For something sweet try afternoon tea, €25.90 for two, at Ruby Ellen’s Tea Rooms, where they also serve a full-Irish at under a tenner.
You can pick up essentials for a picnic at McAteer’s The Food House. Carnivores should try the Brown Bull sandwich, €4.95, which features roast Cooley beef and is served with caramelised onion and Graham’s horseradish from the Boyne Valley. The deli does a roaring trade in takeout lunch boxes – ideal for hill walkers and cyclists. It includes a sandwich of the day served with homemade soup and a bottle of water, all for €5.95.
You can keep the kids happy with a trip to Sweet Sundaes, an ice-cream parlour that serves locally-produced gelato, crepes, milkshakes and smoothies as well as roasted coffee.

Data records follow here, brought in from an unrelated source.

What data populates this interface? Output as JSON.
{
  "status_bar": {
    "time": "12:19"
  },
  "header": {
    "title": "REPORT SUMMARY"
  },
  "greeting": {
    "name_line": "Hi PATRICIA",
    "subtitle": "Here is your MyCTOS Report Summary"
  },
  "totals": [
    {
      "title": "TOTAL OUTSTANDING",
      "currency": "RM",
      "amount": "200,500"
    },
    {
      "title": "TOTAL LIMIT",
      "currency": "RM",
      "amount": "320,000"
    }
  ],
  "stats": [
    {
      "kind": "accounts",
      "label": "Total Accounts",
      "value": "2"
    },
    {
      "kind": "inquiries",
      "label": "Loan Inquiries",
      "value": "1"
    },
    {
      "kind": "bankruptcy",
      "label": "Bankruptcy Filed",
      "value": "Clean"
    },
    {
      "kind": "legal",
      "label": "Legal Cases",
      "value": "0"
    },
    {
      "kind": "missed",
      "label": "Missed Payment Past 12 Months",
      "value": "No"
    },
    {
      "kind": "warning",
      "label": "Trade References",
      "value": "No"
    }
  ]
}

Mourne Textiles is one of the most exciting producers of hand-woven rustic fabrics, throws and cushions on the island of Ireland. The workshop is situated on the outskirts of Rostrevor. Its textural tweeds caught the eye of Robin Day and Sybil Connolly but in recent years it took a buyer from Margaret Howell to get the brand back into the public’s eye. While not open to the public some access can be arranged by prior appointment. Buy a blanket, €265.50, colourful Mourne Mist cushions cost from €83, or a tweed Monochrome scarf, €161, and keep an eye out on Facebook for details of the studio’s sale days.
There is an impressive number of activities on offer, all within walking distance of the town. Sea kayaking, stand-up paddling, canoeing, zip-lining and rock climbing can all be done through Carlingford Adventure Centre, which draws tourists from across Europe. It was set up by Tom and Mary McCarthy more than 25 years ago. Its skytreks take you across treetops; zip-lines whizz down quarries where there are also rock faces to climb as well as watersports galore from their second base on the pier.
There is also accommodation and during the summer months kids can do a two-night, €199, or five-night, €329, residential camp for ages six and upwards. Rent a three-bedroom house at Harbour Cottages, situated beside the centre, and the kids can walk across to attend the daily camp, €150 for five days. There are also daily and half-day rates for adults and kids.
At Carlingford Sail Training Centre at Carlingford Sailing Club adults, even complete novices, can sign up for a three-hour session, €50, with Ivan Slater, a Kilkenny man who learned to sail while on summer holidays in Dunmore East, Co Waterford. Second-homers should know that kids can sign up to sailing lessons that run every Saturday from May to August, inclusive, from 10am-1pm with a barbecue after for the sum total of €90.
Carlingford has also developed a reputation as a stag and hen destination. There’s a whole website dedicated to group activities for the soon-to-be-married. “For the most part they’re pretty well-behaved although it can get messy late at night,” says one local.
The Táin Way is a circular walk and cycle route that loops around Carlingford Mountain ascending to Clermont cairn, a Bronze Age cairn at the top of Black Mountain. Travel quiet roads, forestry tracks, and open mountain paths. On a good day, the views from the high points are spectacular. You can see north across Carlingford Lough to the Mournes, and south all the way down the east coast. You might even see as far as the Isle of Man.
A recent addition to the area is the Greenore to Greencastle car ferry. Situated just a five-minute drive from Carlingford the service opens up the entire coastal route, north and south, to residents and visitors alike.
Where you might catch someone’s eye and what to say to them
You’ll have to be so careful catching anyone’s eye here. All the hen and stag parties are looking for a story to bring home so only look up if you’re up for it.
Souvenirs to bring home
Carlingford Design House is run by jeweller Garrett Mallon, whose own sterling silver creations on display include a necklace inspired by the local shore, €115. There is also a wide selection of wall art and ceramics by local makers.